Worth its Weight: Six Reasons to Buy Gold Today
October 22, 2012 by Gold Editor
SOURCE: [Axel Merk - Merk Fund] - “He who has the gold makes the rules.”
Imagine the surprise of the world’s first circumnavigator, Ferdinand Magellan, when upon arriving on the sandy shores of the present-day Philippines in March 1521 after the first- ever Pacific crossing, he was offered a gold bar and some spices by the native king. Gold – it was a store and show of wealth, even there, even then – in uncharted, uncivilized territory, halfway around the world, half a millennium ago.
Perhaps Magellan shouldn’t have been so surprised. Gold had been “money” for more than 2000 years prior to his time. The first gold coins were struck in about 700 B.C. in modern day Greece. Throughout recorded history, other assets like weapons, spices, art, metals and even food have had their day as leading stores of wealth, but gold has endured as the supreme evidence of wealth across all cultures and time.
Little has changed today. Gold competes with other assets stocks, bonds, real estate, and paper currency among others as stores of wealth. But in to- day’s changing and ever more volatile world, the value of these other assets may fluctuate more than ever. What’s more – paradoxically – in response to volatility, the policies of governments and central banks, in an effort to dampen economic downturns and prop up asset prices, may in fact make gold more valuable relative to these other assets. In our opinion, the real purchasing power of gold, over the long term, may rise.

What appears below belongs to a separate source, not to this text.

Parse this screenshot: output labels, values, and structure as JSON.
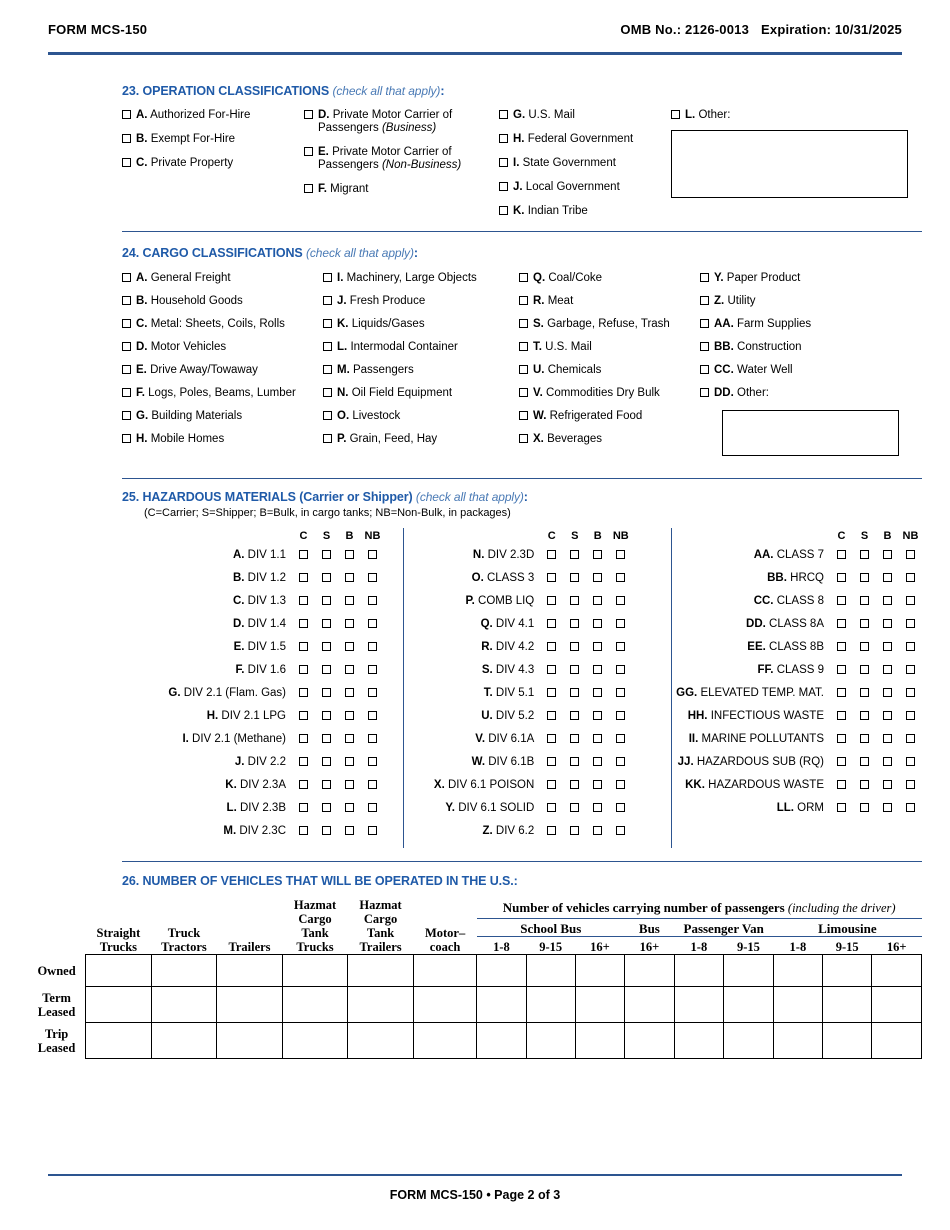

Like most assets, price is deter- mined by demand and supply. Going forward demand for gold may continue to rise, while supply will remain con- strained as it has since the beginning of time. With this backdrop, let’s explore some specific reasons investors may consider buying gold at today’s prices.
Reason 1: Hedge Against Inflation
There was a time, until World War I, when gold was money and money was gold, or at least backed by real, physical gold. Then the need to repay war debts induced the involved countries to “print” money. Countries became partially disengaged from the gold standard then, and more disengaged with the onset of the Great Depression and World War II. But printing money on a massive scale happened only during these crises.
Today, it seems that the “crisis” is nearly perpetual, and the virtual printing presses run all the time. Virtual? Yes, you don’t even have to print the money any more; it can simply be created with the stroke of a key- board. And it’s become so easy that trillions in new paper “fiat” currency will be created – all to chase the same amount of goods and services. It may be worth keeping in mind that there is no upper limit to the amount of dollars that can be created, and to the extent that gold (or anything else for that matter) is priced in dollars, there is no upper limit to what the price of gold can be. One estimate calls for $15 trillion to be printed in the next three years worldwide. We are getting ever further away from the gold standard.
Of course, that brings the potential for uncontrollable inflation. That is, unless these central banks can “mop up” the liquidity, withdrawing the cash from the economy. But in doing so, central banks will slow their economies – a politically unpalatable scenario. Add to that the crushing public debt loads, which induce countries to inflate their way out of debt, that is, to allow their currencies to depreciate and pay with cheaper money later, and we have a powerful mixture for future inflation. And what happens when there is inflation – or when people anticipate inflation? The price of gold may go up.
Comparatively, the next five reasons are relatively simple: